Simplify your goals. Instead of having half a dozen goals or more, simplify it to one goal. Not only will this make you less stressed, it will make you more successful. You’ll be able to focus on that One Goal, and give it all of your energy. That gives you much better chances for success.
Single-task. Multi-tasking is more complicated, more stressful, and generally less productive. Instead, do one task at a time.
Simplify your filing system. Stacking a bunch of papers just doesn’t work. But a filing system doesn’t have to be complicated to be useful.Create a simple system.
Develop equanimity. If every little thing that happens to you sends you into anger or stress, your life might never be simple. Learn to detach yourself, and be more at peace.
Reduce your consumption of advertising. Advertising makes us want things. That’s what it’s designed to do, and it works. Find ways to reduce your exposure of advertising, whether that’s in print, online, broadcast, or elsewhere. You’ll want much less.
Make a Most Important Tasks (MITs) list each day. Set just 3 very important things you want to accomplish each day. Don’t start with a long list of things you probably won’t get done by the end of the day. A simple list of 3 things, ones that would make you feel like you accomplished something.
Create morning and evening routines. A great way to simplify your life is to create routines at the start and end of your day. Read more on morning routines.
Learn to do nothing. Doing nothing can be an art form, and it should be a part of every life.
Automate Saving and Bill-Paying. Recurring transactions like making an IRA deposit or paying the cell-phone bill or can be automated to save time. Paying bills automatically also helps avoid those “oops” moments that lead to late fees and credit dings.
Go for quality, not quantity. Try not to have a ton of stuff in your life … instead, have just a few possessions, but ones that you really love, and that will last for a long time.
Fill your day with simple pleasures. Make a list of your favorite simple pleasures, and sprinkle them throughout your day.
Leave space around things in your day. Whether they’re appointments, or things you need to do, don’t stack them back-to-back. Leave a little space between things you need to do, so you will have room for contingencies, and you’ll go through your day much more relaxed.
Live closer to work. This might mean getting a job closer to your home, or moving to a home closer to your work. Either will do much to simplify your life.
Always ask: Will this simplify my life?

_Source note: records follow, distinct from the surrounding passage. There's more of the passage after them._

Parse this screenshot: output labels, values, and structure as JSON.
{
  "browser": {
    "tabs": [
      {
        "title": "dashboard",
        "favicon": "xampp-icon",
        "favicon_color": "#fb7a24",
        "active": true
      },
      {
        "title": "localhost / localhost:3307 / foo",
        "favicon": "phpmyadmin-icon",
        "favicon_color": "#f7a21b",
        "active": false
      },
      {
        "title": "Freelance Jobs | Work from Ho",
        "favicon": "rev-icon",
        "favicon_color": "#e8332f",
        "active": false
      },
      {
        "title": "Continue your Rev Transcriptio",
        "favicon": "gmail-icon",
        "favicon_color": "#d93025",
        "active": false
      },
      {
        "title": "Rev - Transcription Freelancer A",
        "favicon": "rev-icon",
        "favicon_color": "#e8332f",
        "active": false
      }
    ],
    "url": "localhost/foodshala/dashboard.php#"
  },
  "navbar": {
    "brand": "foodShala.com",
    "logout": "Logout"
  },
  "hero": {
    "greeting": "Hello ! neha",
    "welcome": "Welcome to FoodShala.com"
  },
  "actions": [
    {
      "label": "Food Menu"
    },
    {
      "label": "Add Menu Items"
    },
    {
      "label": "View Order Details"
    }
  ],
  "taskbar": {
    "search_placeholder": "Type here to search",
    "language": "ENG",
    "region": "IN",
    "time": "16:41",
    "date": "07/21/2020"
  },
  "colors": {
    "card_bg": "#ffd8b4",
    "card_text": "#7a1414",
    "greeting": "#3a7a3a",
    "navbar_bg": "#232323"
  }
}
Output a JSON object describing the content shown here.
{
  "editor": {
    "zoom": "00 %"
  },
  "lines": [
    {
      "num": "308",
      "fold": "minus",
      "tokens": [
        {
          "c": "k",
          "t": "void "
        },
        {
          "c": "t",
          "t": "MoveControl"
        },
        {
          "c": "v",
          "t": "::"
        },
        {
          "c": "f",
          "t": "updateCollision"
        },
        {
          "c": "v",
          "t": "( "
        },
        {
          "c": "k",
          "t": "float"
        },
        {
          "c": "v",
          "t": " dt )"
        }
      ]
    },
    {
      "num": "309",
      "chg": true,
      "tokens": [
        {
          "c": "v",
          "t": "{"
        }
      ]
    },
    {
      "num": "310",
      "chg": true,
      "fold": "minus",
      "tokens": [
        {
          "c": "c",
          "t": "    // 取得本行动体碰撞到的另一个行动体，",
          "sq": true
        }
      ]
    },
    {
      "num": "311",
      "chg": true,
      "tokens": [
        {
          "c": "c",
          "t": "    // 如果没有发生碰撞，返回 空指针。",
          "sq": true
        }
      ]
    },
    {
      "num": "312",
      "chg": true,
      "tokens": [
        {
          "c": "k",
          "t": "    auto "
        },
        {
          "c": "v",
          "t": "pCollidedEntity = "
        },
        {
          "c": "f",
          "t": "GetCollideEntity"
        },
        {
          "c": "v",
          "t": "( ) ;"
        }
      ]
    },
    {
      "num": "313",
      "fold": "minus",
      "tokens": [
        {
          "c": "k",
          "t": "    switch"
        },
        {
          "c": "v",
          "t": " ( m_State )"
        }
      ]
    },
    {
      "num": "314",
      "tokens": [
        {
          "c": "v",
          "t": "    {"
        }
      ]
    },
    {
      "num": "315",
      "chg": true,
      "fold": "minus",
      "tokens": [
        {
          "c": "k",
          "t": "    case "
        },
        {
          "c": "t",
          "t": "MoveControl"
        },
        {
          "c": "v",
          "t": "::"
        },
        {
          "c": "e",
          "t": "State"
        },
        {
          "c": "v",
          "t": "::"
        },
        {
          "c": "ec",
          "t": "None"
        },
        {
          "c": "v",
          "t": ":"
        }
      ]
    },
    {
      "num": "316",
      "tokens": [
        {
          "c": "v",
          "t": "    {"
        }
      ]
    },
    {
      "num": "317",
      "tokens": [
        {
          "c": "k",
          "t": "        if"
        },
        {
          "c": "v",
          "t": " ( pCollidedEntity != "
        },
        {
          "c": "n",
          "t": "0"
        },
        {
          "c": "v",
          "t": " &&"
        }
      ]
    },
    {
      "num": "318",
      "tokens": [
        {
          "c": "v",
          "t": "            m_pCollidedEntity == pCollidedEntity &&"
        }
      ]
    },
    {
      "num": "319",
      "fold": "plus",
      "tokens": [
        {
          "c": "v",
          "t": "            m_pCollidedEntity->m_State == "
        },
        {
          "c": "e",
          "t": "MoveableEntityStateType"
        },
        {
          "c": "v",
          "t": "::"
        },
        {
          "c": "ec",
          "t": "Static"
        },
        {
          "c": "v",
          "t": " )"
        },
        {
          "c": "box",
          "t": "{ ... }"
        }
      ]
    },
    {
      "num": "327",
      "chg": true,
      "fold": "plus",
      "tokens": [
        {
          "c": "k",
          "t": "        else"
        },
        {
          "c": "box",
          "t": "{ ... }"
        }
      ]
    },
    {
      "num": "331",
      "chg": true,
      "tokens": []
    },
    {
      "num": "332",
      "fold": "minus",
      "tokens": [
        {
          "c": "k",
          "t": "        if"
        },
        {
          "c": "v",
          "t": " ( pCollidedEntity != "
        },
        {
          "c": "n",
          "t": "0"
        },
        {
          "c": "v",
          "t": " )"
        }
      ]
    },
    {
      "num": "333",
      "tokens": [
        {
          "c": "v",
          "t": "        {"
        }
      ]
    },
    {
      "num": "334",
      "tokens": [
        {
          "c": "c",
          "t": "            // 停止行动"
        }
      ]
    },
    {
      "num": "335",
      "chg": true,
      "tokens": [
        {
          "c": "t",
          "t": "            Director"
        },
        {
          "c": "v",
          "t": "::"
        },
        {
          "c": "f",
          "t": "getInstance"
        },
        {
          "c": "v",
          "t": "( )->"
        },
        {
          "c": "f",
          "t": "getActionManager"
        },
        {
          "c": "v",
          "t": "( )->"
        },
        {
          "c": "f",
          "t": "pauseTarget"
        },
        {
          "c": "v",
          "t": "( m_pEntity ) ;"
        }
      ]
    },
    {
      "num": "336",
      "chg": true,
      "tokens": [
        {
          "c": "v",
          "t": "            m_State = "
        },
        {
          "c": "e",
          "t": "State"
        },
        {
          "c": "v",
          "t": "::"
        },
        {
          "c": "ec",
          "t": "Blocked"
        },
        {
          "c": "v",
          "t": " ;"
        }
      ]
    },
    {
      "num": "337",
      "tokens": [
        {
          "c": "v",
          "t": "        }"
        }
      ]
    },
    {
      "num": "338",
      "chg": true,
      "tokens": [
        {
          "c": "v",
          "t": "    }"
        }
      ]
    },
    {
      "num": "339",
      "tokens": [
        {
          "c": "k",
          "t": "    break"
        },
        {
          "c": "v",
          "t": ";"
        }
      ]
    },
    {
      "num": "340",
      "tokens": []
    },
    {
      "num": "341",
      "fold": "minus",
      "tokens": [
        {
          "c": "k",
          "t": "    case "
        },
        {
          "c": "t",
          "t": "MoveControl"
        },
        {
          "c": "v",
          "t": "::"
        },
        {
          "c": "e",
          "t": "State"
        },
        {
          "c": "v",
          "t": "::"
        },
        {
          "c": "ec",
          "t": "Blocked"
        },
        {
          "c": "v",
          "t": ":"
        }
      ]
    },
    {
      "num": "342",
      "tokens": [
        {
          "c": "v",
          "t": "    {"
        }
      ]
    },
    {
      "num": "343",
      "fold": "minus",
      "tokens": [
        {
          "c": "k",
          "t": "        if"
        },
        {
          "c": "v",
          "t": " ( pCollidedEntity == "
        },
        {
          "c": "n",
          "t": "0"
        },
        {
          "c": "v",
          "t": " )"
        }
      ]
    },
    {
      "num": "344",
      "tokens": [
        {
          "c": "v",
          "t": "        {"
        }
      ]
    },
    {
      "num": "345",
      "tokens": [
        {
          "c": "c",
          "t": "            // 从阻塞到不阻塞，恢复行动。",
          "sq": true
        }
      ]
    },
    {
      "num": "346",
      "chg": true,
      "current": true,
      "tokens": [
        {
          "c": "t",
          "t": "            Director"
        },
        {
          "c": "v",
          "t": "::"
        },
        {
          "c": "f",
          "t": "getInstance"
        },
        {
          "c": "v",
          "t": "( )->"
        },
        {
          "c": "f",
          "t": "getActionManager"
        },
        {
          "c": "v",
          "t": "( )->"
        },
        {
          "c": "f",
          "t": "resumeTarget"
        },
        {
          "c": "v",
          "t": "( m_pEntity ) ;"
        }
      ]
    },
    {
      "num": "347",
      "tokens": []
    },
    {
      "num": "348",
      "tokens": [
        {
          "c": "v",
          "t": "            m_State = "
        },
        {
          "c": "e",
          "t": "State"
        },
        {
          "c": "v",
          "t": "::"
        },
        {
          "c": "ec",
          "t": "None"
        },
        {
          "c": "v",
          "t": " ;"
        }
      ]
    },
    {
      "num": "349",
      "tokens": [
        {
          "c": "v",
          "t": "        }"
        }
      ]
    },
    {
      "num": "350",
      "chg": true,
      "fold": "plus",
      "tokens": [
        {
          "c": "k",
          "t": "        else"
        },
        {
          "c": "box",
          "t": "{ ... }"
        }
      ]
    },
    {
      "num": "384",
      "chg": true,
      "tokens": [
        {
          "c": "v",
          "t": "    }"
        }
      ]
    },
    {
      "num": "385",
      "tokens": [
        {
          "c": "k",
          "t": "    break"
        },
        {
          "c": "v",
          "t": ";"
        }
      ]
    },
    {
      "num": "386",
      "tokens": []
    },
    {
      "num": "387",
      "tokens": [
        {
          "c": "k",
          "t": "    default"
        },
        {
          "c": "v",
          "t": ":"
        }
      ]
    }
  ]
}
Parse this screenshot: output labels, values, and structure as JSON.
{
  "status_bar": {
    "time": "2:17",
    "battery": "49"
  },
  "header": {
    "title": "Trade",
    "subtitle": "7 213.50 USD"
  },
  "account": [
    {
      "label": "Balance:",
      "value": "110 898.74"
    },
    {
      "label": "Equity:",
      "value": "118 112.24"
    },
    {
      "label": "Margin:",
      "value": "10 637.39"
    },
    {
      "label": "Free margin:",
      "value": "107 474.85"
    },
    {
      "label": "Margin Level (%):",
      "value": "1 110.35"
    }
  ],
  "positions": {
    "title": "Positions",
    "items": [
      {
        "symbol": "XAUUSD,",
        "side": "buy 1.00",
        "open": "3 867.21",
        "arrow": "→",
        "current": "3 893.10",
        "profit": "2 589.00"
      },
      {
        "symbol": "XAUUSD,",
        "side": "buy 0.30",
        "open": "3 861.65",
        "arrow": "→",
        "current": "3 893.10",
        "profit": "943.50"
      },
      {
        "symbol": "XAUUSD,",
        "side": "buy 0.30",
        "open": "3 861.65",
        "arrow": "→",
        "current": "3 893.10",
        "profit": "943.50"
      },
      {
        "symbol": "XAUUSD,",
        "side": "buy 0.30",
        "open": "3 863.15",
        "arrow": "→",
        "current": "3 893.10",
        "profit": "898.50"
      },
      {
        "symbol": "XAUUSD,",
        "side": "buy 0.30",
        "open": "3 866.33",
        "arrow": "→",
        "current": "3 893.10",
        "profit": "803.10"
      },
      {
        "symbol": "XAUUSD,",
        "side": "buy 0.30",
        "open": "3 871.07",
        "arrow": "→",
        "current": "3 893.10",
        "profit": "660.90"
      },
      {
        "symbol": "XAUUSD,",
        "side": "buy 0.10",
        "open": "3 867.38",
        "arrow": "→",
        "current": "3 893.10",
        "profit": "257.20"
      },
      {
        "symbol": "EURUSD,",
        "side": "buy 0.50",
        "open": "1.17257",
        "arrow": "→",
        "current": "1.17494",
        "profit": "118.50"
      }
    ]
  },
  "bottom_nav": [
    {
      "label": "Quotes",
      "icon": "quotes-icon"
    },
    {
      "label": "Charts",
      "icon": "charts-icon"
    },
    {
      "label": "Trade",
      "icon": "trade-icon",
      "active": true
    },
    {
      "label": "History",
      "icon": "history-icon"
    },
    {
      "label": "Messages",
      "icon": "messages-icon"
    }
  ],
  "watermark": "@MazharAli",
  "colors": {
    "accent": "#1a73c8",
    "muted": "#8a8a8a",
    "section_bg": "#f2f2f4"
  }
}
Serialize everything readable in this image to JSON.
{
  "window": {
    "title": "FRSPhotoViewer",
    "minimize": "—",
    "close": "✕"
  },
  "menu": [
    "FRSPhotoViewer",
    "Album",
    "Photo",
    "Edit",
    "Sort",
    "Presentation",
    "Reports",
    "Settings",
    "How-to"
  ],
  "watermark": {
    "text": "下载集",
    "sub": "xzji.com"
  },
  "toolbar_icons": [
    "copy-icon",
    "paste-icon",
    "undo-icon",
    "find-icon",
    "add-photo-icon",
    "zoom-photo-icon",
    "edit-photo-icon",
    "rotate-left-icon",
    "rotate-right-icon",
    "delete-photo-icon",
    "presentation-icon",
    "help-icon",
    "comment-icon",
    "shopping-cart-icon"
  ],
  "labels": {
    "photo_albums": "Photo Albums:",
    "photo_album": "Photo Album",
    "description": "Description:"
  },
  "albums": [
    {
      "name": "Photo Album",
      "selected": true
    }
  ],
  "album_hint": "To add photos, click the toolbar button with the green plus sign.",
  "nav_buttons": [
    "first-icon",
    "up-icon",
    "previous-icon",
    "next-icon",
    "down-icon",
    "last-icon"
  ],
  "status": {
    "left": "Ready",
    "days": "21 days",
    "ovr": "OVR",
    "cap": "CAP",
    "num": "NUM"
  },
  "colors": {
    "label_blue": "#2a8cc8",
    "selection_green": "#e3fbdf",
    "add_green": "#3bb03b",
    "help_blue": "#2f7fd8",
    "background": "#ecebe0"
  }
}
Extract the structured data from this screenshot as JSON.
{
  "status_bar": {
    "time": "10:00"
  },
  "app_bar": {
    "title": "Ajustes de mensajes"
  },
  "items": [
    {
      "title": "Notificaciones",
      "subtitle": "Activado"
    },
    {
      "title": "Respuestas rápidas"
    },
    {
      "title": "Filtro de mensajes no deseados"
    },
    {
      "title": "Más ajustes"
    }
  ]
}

If the answer is no, reconsider.
The habit of meditation is one of the most powerful things I’ve ever learned. It has helped me to form all my other habits, it’s helped me to become more peaceful, more focused, less worried about discomfort, more appreciative and attentive to everything in my life. I’m far from perfect, but it has helped me come a long way.